**Activity**
The listing below must be copied exactly and in full.

**Records provided**

§ §

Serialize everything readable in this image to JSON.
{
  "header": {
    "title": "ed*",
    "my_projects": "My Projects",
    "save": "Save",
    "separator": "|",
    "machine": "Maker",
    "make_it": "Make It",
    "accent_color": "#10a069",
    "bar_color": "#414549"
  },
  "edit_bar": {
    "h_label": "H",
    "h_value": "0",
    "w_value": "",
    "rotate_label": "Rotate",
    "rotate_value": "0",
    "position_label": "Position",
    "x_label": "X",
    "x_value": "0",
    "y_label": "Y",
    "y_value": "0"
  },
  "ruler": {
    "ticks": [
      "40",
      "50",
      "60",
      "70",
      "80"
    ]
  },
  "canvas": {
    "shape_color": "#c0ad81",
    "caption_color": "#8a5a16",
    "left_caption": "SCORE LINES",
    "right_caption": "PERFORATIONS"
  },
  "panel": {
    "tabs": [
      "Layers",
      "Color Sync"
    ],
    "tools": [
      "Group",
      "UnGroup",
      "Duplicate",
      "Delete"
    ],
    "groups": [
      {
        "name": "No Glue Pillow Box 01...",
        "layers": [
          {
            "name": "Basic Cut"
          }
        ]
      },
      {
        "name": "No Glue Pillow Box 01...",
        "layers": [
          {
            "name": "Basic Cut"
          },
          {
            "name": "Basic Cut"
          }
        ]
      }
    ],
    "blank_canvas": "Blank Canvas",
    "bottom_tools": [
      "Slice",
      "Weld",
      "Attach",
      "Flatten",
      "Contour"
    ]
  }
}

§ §

**Solution**
Serialize everything readable in this image to JSON.
{
  "header": {
    "title": "ed*",
    "my_projects": "My Projects",
    "save": "Save",
    "separator": "|",
    "machine": "Maker",
    "make_it": "Make It",
    "accent_color": "#10a069",
    "bar_color": "#414549"
  },
  "edit_bar": {
    "h_label": "H",
    "h_value": "0",
    "w_value": "",
    "rotate_label": "Rotate",
    "rotate_value": "0",
    "position_label": "Position",
    "x_label": "X",
    "x_value": "0",
    "y_label": "Y",
    "y_value": "0"
  },
  "ruler": {
    "ticks": [
      "40",
      "50",
      "60",
      "70",
      "80"
    ]
  },
  "canvas": {
    "shape_color": "#c0ad81",
    "caption_color": "#8a5a16",
    "left_caption": "SCORE LINES",
    "right_caption": "PERFORATIONS"
  },
  "panel": {
    "tabs": [
      "Layers",
      "Color Sync"
    ],
    "tools": [
      "Group",
      "UnGroup",
      "Duplicate",
      "Delete"
    ],
    "groups": [
      {
        "name": "No Glue Pillow Box 01...",
        "layers": [
          {
            "name": "Basic Cut"
          }
        ]
      },
      {
        "name": "No Glue Pillow Box 01...",
        "layers": [
          {
            "name": "Basic Cut"
          },
          {
            "name": "Basic Cut"
          }
        ]
      }
    ],
    "blank_canvas": "Blank Canvas",
    "bottom_tools": [
      "Slice",
      "Weld",
      "Attach",
      "Flatten",
      "Contour"
    ]
  }
}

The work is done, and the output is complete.